Want to learn more, find support for child loss or follow Joshua’s Legacy?
My sister-in-law runs a wonderful Instagram in memory of my nephew and other babies and children gone too soon.
Click here to take a look: Joshua’s Legacy

  • Lizzy

    Thank you for being brave enough to share your story Georgie. I recently spoke out about my own grief after losing my mum suddenly, but it’s taken me nearly 8 years to get to that point. It might not feel like you’re in control of your emotions now but acknowledging that you need to let them flow through you is good step to getting there. Sending you big love. x

    • Georgie Glass

      Thank you Lizzy, what a lovely thing to say, I’m sending you lots of love back, I hope that embracing your own grief has helped you remember your Mum and start the healing process x

      • Thanks Georgie, I didn’t want to post this because it felt like self promotion and on this subject it didn’t seem right, but If you’re intested in reading my story you can do here
        Maybe it will help? xx

        • Georgie Glass

          Thanks so much for sharing Lizzy – I’ll give it a read tonight. X x

  • A well written post, Georgie. Too often we are told not to feel and move on when we should take the time to feel.

    • Georgie Glass

      Thanks Elsa, you’re so right. I’m really glad you enjoyed the post x

  • Nicolette Lafonseca

    Georgie thank you for writing this it is hard to talk about the elephant in the room because culturally we don’t or we are told not to and for me personally it is my one woman anger crusade.
    I have been pregnant 12 times and I have only 2 children now. One was a still birth the rest miscarriages both early and late but they are all my babies. At first I complied with don’t talk about them because it makes others feel uncomfortable but keeping the world is important especially with short lives as with ypur nephew.
    So now I think sod it when my MIL said why are you depressed to me at Christmas your miscarriage was in October I do not stop talking as I would have done. Also when we had naming days for our two sons I asked for donations to Derrian House in their name despite being told that will bring people down.

    I have no idea if I will be able to prepare my boys for grief it is so big but I will let them know it happens on their terms and there is no set way that should act or behave or a time limit.

    Love to you and to Joshua x

    • Georgie Glass
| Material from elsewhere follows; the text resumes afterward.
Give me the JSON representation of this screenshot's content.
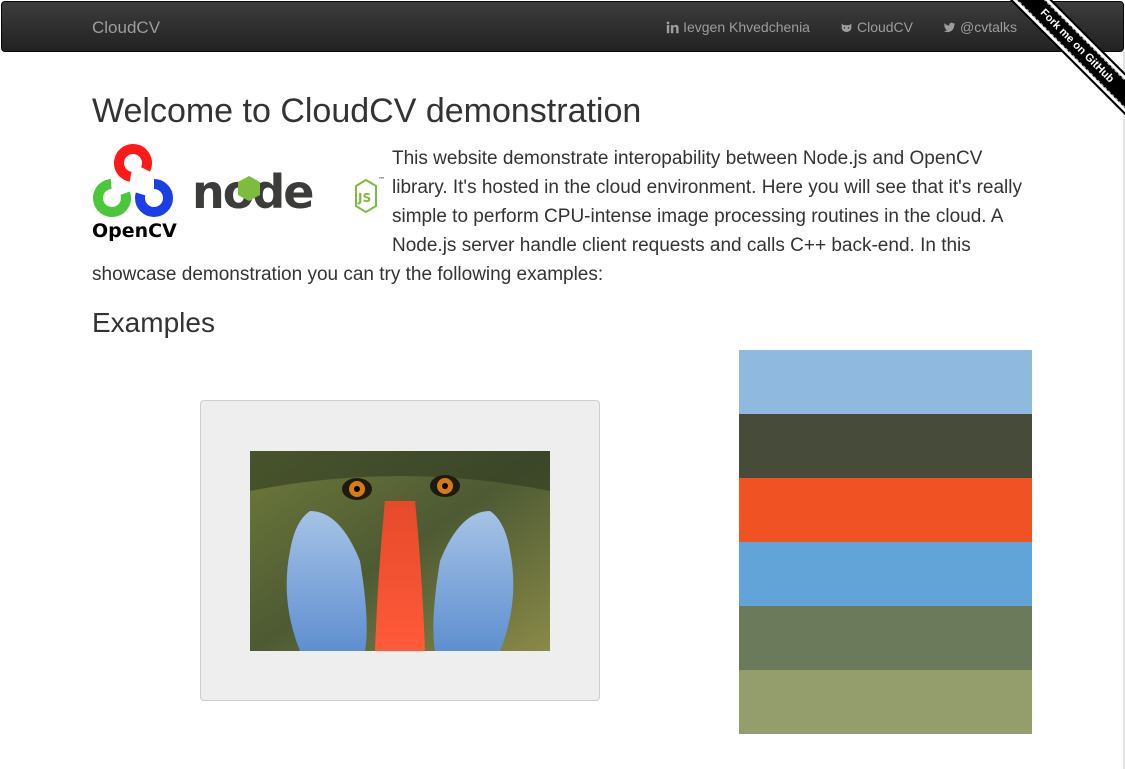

      Thank you for your comment and sharing your story with me Nicolette. It’s such a shame when we’re told by society that we should be ‘getting over something’ only a few months after it happened. It’s your body and mind that has been through what you have been through, and only you can determine your state of mental recovery.
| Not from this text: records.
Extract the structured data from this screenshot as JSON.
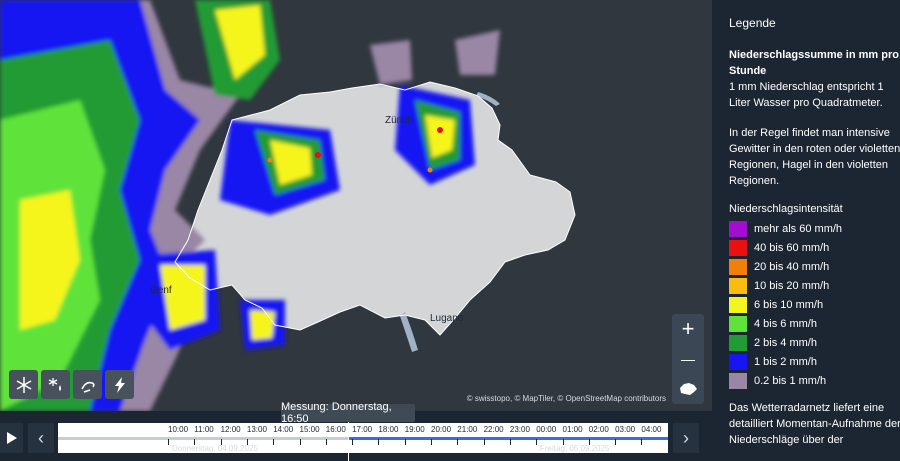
{
  "map": {
    "cities": [
      "Zürich",
      "Genf",
      "Lugano"
    ],
    "attribution": "© swisstopo, © MapTiler, © OpenStreetMap contributors",
    "controls": {
      "zoom_in": "+",
      "zoom_out": "—"
    }
  },
  "legend": {
    "title": "Legende",
    "heading": "Niederschlagssumme in mm pro Stunde",
    "subtext": "1 mm Niederschlag entspricht 1 Liter Wasser pro Quadratmeter.",
    "paragraph": "In der Regel findet man intensive Gewitter in den roten oder violetten Regionen, Hagel in den violetten Regionen.",
    "intensity_title": "Niederschlagsintensität",
    "items": [
      {
        "label": "mehr als 60 mm/h",
        "color": "#a20ed0"
      },
      {
        "label": "40 bis 60 mm/h",
        "color": "#e8110f"
      },
      {
        "label": "20 bis 40 mm/h",
        "color": "#f27f0a"
      },
      {
        "label": "10 bis 20 mm/h",
        "color": "#f9bd10"
      },
      {
        "label": "6 bis 10 mm/h",
        "color": "#f5f51e"
      },
      {
        "label": "4 bis 6 mm/h",
        "color": "#5fe33b"
      },
      {
        "label": "2 bis 4 mm/h",
        "color": "#229b34"
      },
      {
        "label": "1 bis 2 mm/h",
        "color": "#1914f2"
      },
      {
        "label": "0.2 bis 1 mm/h",
        "color": "#9a86a5"
      }
    ],
    "network_text": "Das Wetterradarnetz liefert eine detailliert Momentan-Aufnahme der Niederschläge über der"
  },
  "timeline": {
    "measurement": "Messung: Donnerstag, 16:50",
    "hours": [
      "10:00",
      "11:00",
      "12:00",
      "13:00",
      "14:00",
      "15:00",
      "16:00",
      "17:00",
      "18:00",
      "19:00",
      "20:00",
      "21:00",
      "22:00",
      "23:00",
      "00:00",
      "01:00",
      "02:00",
      "03:00",
      "04:00"
    ],
    "date_left": "Donnerstag, 04.09.2025",
    "date_right": "Freitag, 05.09.2025",
    "prev_icon": "chevron-left-icon",
    "next_icon": "chevron-right-icon",
    "play_icon": "play-icon",
    "colors": {
      "past": "#c8cdd3",
      "forecast": "#3a6ee0"
    }
  },
  "layers": [
    "snowflake-icon",
    "snow-rain-icon",
    "wind-icon",
    "lightning-icon"
  ]
}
      My thoughts and love are with you and your family, and hope we can meet one day to discuss things more. Thank you again for your kind words x